Worley Blog

2020 INTERCOM REVISION

Posted on: April 27th, 2020 by Clifford F. Lynch

 

Right now, it is difficult for most of us to focus on anything but the impact the virus is having on our personal and professional lives; but in many respects, it is business as usual. For those supply chain managers working for firms that engage in foreign trade, one of the major concerns is likely to be the delivery arrangements – in particular, the potential for confusion surrounding the responsibility for freight, insurance, customs charges, and damage in transit. To assist in understanding, the International Chamber of Commerce has published 11 International Commercial Terms, or Incoterms, which are internationally recognized and have clearly defined both the buyer’s and seller’s obligations in common transactions. These terms are revised every ten years, and the latest revision became effective on January 1 of this year. With everything else going on, this may have slipped by some of us, and the changes are summarized here.

They still are divided into two groups – seven terms which apply to any mode of transport and four which are to be used for ocean and inland waterway transport only. With the recent disruptions in global commerce, i.e. tariffs and increased costs due to Sulphur Dioxide (SOx) regulations, many firms are reviewing their offshore origins and costs. Consequently, an understanding of these terms is becoming even more important. The changes are not significant, but since some have been confused by the terms, hopefully, the following list, with the revisions, will aid in understanding.

INCOTERMS FOR ALL MODES (7 terms)

Ex-Works means the buyer assumes total responsibility for the shipment. Delivery is accomplished when the product is handed over to the buyer’s representative at the plant or DC. The buyer is responsible for freight costs, insurance, export and import clearance, and all customs charges.

FCA (Free Carrier) provides that the seller fulfills his responsibility when he delivers the product to the carrier. (This term has been revised to allow parties to agree that the buyer can issue a bill of lading with an on-board notation to the seller. This will simplify letters of credit, etc. when the cargo is transferred from one carrier to another.)

CPT (Carriage Paid To) provides that the seller pays transportation costs and export clearance charges, but the buyer pays for insurance.

CIP (Carriage and Insurance Paid To) This term is used primarily for multimodal moves and is the same as CPT, except the seller must also purchase cargo insurance in the buyer’s name. (This term has been changed to provide that the insurance policy must be at least 110% of the value of the cargo.)

DDP (Delivered Duty Paid) This is the maximum obligation that can be assumed by a seller. The seller is responsible for all risks and charges up to the consignee’s door.

DPU (Delivered at Place Unloaded) (Delivery is accomplished when goods are unloaded and placed at the disposal of the buyer at a named port. (This replaces DAT (Delivered at Terminal) to reflect the fact that the goods may be delivered to a point other than a terminal.)
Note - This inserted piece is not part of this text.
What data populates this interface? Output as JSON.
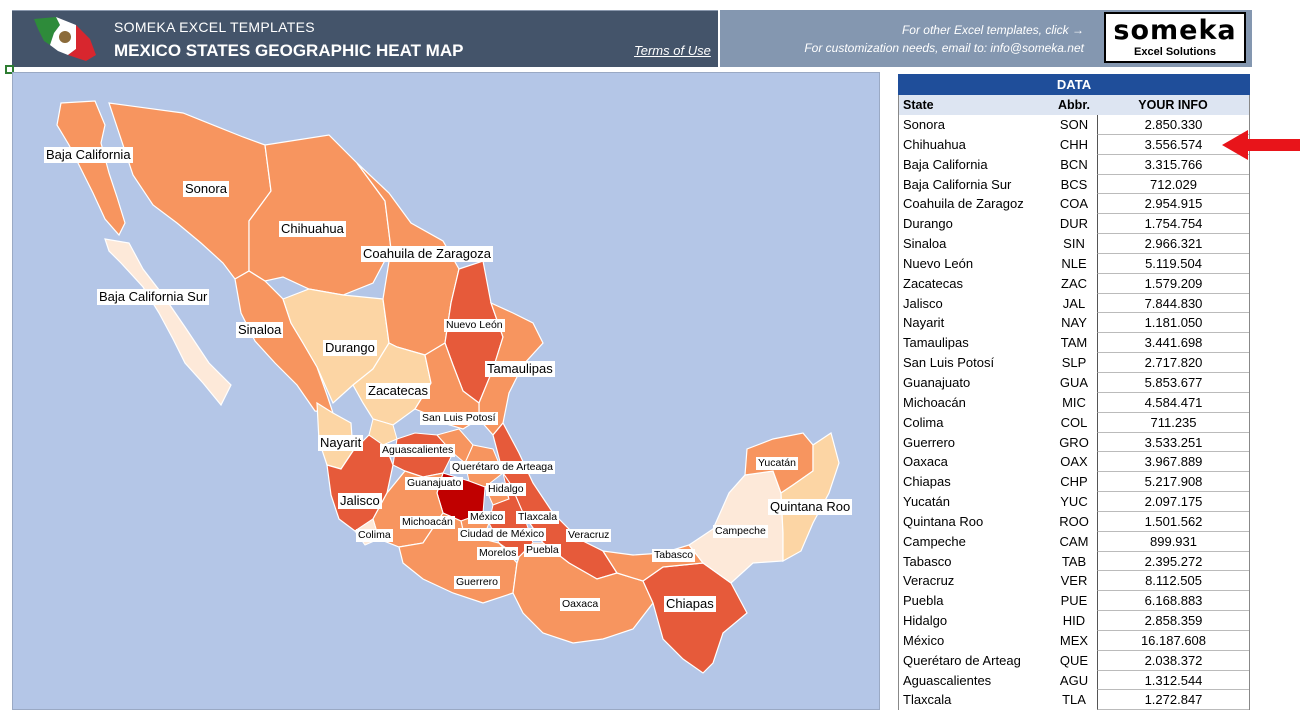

DAP (Delivered at Place) (new) Delivery is accomplished when goods arrive and are ready for unloading at the destination.

(Note: These last two terms replace the 2000 Incoterms for Delivered at Frontier, Delivered Ex – Ship, Delivered Ex – Quay, and Delivered Duty Unpaid.)

INCOTERMS FOR OCEAN AND INLAND WATERWAY TRANSPORT (4 terms)

FOB (Free on Board) means that the seller is responsible for getting the goods to a port. The buyer bears the cost and responsibility from that point on.

FAS (Free Alongside Ship) requires the seller to deliver the product alongside a given vessel at a port.

CFR (Cost and Freight) deals with the cost of the merchandise as well as the freight costs. The seller is responsible for the product and the transportation costs to the destination port.

CIF (Cost, Insurance, and Freight) provides that the seller pays for insurance in addition to the product and transportation costs.

A clear understanding of these terms is important. They have been designed to cut down on the uncertainty arising from differing interpretations of terms of sale from one country to another.  The new terms can be found at several locations on the internet, and free, printable charts are readily available.

In the meantime, stay well.